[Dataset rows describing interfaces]
━━━━━━━━━━━━━━━━
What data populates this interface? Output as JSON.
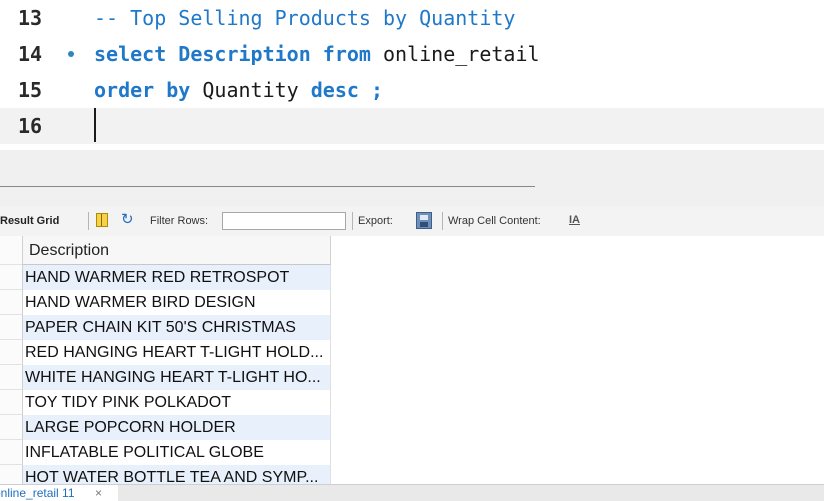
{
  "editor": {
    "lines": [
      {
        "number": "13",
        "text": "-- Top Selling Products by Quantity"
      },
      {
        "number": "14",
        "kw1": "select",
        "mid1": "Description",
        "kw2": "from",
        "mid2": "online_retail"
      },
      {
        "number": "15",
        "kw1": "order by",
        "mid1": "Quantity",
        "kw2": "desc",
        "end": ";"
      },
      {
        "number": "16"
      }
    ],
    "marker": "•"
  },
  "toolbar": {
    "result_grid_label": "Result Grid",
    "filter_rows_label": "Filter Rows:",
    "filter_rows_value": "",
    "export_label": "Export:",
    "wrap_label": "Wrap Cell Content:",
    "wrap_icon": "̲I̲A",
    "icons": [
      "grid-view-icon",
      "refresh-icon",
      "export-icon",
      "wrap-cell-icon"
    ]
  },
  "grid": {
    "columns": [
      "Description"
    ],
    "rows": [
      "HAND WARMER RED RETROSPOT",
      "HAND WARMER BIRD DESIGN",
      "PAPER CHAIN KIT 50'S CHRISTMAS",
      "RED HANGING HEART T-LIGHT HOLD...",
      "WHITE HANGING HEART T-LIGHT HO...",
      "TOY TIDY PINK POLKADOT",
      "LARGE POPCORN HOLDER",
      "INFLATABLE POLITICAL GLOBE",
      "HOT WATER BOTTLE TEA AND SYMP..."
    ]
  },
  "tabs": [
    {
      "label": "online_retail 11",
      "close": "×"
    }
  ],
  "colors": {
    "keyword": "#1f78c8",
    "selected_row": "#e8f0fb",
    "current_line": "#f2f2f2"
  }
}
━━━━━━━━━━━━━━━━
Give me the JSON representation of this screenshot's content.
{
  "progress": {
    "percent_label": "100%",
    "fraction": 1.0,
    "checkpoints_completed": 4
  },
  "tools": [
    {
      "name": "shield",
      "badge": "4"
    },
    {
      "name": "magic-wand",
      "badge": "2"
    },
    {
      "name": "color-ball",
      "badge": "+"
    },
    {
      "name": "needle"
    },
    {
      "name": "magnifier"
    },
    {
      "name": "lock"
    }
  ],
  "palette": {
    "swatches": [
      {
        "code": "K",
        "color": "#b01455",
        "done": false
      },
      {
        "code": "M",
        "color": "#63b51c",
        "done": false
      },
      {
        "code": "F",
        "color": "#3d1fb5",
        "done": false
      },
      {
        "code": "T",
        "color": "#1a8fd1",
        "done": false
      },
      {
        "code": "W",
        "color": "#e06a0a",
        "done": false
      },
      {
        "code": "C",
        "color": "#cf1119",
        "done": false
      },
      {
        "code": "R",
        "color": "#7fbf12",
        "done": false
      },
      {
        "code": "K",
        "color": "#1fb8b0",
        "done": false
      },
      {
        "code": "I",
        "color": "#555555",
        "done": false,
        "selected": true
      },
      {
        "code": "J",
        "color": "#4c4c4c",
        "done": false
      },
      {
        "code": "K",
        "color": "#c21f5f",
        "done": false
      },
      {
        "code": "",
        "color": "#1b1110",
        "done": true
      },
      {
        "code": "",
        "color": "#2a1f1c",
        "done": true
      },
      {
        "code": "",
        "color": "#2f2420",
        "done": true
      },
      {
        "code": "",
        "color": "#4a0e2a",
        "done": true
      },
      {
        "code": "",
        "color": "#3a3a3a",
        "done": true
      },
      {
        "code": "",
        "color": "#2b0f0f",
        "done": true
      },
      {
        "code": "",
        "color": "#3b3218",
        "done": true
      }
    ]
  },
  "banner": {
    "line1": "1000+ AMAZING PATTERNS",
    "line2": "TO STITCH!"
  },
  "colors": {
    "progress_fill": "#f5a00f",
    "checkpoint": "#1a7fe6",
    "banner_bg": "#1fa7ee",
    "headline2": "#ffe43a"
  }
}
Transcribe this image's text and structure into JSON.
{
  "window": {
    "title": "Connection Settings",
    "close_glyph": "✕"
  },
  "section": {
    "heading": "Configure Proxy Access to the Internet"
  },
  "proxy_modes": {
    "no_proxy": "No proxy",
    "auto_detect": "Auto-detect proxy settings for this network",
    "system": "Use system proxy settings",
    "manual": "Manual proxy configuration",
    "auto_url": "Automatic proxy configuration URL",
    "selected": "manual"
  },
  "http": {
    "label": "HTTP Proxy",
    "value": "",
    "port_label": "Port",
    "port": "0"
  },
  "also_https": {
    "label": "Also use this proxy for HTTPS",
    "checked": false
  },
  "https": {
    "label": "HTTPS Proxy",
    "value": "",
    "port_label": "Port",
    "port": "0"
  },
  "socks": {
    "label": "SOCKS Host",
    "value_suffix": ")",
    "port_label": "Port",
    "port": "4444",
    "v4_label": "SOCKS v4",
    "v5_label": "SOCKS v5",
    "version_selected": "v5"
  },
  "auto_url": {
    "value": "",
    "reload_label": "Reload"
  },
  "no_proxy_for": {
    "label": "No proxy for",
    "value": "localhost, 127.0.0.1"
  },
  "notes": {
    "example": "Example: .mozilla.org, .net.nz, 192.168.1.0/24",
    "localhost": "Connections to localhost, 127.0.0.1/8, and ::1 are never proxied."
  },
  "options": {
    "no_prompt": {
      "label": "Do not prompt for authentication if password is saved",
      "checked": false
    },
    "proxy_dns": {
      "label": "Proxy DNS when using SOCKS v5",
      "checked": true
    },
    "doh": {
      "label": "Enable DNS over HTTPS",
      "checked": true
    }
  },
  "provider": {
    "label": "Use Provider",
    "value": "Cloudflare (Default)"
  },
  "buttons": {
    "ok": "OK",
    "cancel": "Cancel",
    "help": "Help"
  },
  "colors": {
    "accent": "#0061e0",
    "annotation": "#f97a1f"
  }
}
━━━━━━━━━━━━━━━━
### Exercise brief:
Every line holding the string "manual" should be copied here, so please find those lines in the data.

### Answer box:
    "manual": "Manual proxy configuration",
    "selected": "manual"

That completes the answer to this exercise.